Historically, record-breaking structures have been associated with impending crisis. Will China’s be different?

It’s easy to be enthralled by tall buildings. They loom over the most modern cities on the planet, multiplying by many times the amount of usable floor space available from a certain area of land.  For many they stand as physical monuments to cultural economic and financial success, from the Pyramids of Ancient Egypt to their shiny modern equivalents in Dubai, Shanghai.  The competition for “the world’s tallest building” moniker has been contested internationally since the 19th century, when public attention focused during the debate over the Eiffel Tower’s construction in Paris.

This week The Diplomat’s Asia Life blog drew attention to the estimated completion date of the soon-to-be latest “world’s tallest building” in Changsha, China. It also noted that the “world’s largest building” was also recently completed in China’s Chengdu City. As a final case in point, China announced a USD 42billion investment to revive the world’s longest undersea tunnel project – linking Shandong and Liaoning provinces under the Bohai Gulf.

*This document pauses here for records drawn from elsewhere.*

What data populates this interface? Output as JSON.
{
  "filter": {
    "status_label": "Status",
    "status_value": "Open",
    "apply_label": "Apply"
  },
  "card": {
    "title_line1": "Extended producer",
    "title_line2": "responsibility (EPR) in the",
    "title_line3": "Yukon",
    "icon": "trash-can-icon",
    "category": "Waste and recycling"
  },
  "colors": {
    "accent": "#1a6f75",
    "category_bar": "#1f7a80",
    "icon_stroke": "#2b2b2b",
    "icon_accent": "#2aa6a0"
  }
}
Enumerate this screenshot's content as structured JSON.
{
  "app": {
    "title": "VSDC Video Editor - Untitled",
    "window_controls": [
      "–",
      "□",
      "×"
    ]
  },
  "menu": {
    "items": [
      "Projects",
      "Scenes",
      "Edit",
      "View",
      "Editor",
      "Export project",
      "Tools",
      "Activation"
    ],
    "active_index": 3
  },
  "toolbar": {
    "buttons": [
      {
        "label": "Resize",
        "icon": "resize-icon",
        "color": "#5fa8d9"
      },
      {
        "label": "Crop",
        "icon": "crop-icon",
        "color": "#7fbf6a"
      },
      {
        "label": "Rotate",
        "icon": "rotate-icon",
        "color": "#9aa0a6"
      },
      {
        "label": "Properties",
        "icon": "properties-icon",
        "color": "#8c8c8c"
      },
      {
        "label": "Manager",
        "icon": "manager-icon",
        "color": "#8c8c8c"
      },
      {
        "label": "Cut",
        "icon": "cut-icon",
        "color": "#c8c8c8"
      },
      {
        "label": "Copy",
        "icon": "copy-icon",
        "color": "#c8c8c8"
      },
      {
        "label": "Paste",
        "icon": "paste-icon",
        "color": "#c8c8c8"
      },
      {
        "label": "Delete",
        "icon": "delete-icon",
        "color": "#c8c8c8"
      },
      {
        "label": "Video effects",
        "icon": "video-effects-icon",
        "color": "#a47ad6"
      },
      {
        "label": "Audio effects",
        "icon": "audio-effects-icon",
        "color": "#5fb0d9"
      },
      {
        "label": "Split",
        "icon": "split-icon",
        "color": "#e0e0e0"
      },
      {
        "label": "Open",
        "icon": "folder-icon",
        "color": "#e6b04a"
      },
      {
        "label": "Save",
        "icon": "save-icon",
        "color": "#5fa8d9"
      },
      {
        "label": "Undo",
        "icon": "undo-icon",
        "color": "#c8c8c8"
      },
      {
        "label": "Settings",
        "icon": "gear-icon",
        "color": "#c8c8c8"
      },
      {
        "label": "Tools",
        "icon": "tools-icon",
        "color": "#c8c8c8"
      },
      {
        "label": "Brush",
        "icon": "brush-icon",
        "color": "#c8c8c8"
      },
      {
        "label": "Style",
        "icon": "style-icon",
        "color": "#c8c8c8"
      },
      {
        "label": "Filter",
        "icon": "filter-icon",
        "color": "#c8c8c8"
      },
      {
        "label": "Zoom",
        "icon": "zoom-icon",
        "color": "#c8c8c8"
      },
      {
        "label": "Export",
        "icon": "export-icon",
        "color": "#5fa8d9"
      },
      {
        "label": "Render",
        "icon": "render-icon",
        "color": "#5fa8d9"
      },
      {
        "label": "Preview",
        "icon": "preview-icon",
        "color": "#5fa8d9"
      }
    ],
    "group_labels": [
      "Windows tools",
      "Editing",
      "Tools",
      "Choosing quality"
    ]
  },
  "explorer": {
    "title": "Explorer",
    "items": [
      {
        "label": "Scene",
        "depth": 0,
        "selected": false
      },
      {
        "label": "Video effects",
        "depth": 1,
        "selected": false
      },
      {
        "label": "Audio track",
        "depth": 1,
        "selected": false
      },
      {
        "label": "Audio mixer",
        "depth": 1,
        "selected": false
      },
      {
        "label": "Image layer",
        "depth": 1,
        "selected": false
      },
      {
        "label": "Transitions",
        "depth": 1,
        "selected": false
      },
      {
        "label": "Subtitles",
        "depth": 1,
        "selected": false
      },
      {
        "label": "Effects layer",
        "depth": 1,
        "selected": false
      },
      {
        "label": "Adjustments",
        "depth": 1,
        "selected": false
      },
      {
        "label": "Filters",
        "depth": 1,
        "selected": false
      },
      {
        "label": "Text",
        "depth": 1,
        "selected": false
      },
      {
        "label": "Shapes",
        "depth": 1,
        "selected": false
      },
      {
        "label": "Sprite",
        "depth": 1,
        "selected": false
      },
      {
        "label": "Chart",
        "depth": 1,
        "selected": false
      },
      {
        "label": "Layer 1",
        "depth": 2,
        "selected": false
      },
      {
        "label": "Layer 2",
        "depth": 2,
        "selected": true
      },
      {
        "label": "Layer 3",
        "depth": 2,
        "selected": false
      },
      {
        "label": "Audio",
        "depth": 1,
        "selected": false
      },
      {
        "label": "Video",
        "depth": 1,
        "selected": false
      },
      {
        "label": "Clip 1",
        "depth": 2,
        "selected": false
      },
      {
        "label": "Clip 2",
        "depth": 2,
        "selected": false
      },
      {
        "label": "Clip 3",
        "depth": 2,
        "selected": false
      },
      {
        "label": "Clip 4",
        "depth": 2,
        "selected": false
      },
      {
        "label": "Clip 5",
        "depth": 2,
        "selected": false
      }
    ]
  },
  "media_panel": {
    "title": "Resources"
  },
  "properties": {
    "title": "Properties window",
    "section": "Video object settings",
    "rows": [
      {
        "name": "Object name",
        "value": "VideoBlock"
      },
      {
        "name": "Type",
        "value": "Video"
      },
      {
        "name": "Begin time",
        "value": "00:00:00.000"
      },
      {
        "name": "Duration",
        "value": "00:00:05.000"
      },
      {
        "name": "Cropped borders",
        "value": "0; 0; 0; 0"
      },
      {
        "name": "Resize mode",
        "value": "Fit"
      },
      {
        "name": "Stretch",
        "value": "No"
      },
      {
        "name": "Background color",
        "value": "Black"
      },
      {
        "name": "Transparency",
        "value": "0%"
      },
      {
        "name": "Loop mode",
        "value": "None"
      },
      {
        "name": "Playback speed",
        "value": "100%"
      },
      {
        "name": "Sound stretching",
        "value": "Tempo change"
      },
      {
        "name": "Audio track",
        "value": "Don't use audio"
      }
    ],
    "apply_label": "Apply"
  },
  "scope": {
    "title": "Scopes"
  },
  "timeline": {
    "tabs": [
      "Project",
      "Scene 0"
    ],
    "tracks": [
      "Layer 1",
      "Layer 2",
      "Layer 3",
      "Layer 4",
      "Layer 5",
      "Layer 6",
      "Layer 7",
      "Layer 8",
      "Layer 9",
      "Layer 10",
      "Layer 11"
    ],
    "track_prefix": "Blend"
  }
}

It was more than fourteen years ago that Andrew Lawrence brought up the topic of the “Skyscraper Index”. The (admittedly disputed) index suggests that the very capital intensive process of designing and constructing world record-breaking (we could extrapolate to include “largest” and “longest” on top of Lawrence’s “tallest” category) buildings is a sign that funds are being malinvested, and that such vanity projects are thus a sign of impending financial or economic crisis.  The theory was considered further by Mark Thornton in 2005 (available here) and also highlighted in Vikram Mansharamani’s excellent book Boombustology.   

To give a few commonly cited tallest building record holder examples: New York’s Empire State Building was begun in the financial bubble that led to the Wall Street Crash of 1929; the Petronas Towers in Kuala Lumpa were completed in 1997, the year the Asian Financial Crisis struck; Taibei 101, Taiwan’s iconic building began construction as the world marched towards the Dotcom meltdown; and the Burj Khalifa in Dubai began construction during the Emirate’s real estate bubble, which finally burst dramatically during the Global Financial Crisis.

The misallocation of credit associated with record-breaking buildings is a hotly contested topic. As China sets to retake the tallest building crown after a near miss with the Shanghai World Financial Center, the over-investment issue will again spring to mind.  Whilst holding a world record can attract users to a building (and thus actually increase value), historically the commencement of many of the world’s most iconic tall buildings has aligned with serious local or global financial distortion.